TBC Bank’s ESG strategy was approved by the Bank’s Board of Directors at the end of 2021. It is very important that it was adopted at the highest level because it is necessary to implement it successfully, integrate a certain direction into daily activities and think about its development within the framework of medium-term goals. It is very important that the initiative comes from both the executive management and the Board of Directors.
TVS Bank’s ESG strategy includes more than 50 different initiatives, the main ones being the following:
Strong ESG governance structure
In 2021, an ESG committee was established at TVS Bank at the executive level, and in 2022, the ESG committee and an ethics committee were established at the level of the Board of Directors. Among other things, the ESG committee is responsible for expanding the ESG culture in the company (introducing it to a wide range of employees and specialists in all areas), systematic training activities, including training for members of the Board of Directors, etc.
Focus on clear information about sustainable finance, services and products
We pay special attention to making our green products and services as clear and transparent as possible. Both businesses and bank employees who work with green finance programmes should understand the benefits of the banking product and its target audience.
Climate risks and opportunities
This is the area that poses the most challenges, not only in Georgia, but globally.
Green and sustainable finance
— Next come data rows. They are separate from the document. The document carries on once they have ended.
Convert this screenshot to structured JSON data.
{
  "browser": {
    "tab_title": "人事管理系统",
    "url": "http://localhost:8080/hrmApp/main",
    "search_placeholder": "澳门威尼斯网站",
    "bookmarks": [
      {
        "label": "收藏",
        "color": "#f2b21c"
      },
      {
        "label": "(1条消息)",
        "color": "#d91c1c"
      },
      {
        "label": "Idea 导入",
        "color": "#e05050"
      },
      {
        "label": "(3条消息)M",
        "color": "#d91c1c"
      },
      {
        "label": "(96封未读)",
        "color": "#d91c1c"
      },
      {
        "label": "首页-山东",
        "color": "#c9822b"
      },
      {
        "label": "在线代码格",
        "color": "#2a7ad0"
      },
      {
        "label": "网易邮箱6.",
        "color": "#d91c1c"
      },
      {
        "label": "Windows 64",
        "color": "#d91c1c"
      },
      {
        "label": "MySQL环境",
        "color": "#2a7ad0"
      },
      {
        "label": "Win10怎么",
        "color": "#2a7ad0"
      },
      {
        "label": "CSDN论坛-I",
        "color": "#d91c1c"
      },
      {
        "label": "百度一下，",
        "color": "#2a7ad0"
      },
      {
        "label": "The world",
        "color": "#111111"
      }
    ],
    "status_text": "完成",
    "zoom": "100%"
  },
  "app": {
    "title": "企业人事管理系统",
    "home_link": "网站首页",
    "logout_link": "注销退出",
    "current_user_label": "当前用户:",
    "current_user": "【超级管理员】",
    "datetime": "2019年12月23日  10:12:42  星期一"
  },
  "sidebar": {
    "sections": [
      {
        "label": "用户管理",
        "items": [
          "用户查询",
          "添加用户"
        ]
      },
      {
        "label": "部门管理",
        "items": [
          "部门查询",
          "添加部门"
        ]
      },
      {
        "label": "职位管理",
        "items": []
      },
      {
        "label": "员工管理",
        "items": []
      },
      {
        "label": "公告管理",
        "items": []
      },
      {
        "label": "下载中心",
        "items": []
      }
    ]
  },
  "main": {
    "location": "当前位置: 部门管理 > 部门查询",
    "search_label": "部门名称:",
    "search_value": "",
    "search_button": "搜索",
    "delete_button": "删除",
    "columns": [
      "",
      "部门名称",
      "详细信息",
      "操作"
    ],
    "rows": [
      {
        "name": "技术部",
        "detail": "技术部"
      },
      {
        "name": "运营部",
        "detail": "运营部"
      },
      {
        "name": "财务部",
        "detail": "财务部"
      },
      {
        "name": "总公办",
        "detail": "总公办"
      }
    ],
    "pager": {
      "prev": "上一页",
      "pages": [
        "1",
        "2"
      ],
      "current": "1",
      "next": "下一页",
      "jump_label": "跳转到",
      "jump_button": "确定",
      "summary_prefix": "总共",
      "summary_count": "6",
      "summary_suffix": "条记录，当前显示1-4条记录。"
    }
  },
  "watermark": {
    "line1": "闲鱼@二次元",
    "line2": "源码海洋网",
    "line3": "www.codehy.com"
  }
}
A focus on green and sustainable finance is very important as incentives and benefits can be passed on to clients. Green and sustainable finance is also accompanied by technical assistance, capacity building, and knowledge sharing, as this is essential for incorporating climate considerations into investment decisions and impact measurement systems.
Impact measurement and reporting system
Measuring impact is a prerequisite for achieving the goal. Transparency of sustainable finance is linked to reporting. For example, since 2019, we have been publishing a sustainability report in accordance with the Gr. This is not just reporting, it is a company’s commitment to report annually, as well as to improve it from year to year. The target volume of our sustainable loan portfolio has been set at GEL 750 million (EUR 261 million) for 2022 and GEL 1 billion (almost EUR 350 million) for 2023, respectively.
Solutions and trends that will be useful on the way to sustainable banking
Next year we will launch a two-year training programme for our clients and staff. We have named it Green Mindset because we plan to develop environmental thinking and environmental decision-making. We consider specialised training and courses to be one of the key levers to accelerate not only our work but also the sustainable development of the region’s economy.
Many partners, especially international financial institutions, support our aspirations. So, anyone who wants to move towards sustainable banking should seek help from financial institutions and ask all their partners for opportunities to help, as partners have a lot to offer, starting with the implementation of international standards. It is also worth joining various international initiatives, such as the Science based targets initiative, Paris agreement alignment and many others.
Public advocacy of green initiatives is important. Do not wait for the moment when you “know everything”, because it is extremely difficult to know everything, for example, about climate change. Start with small steps towards public advocacy, and then gradually increase.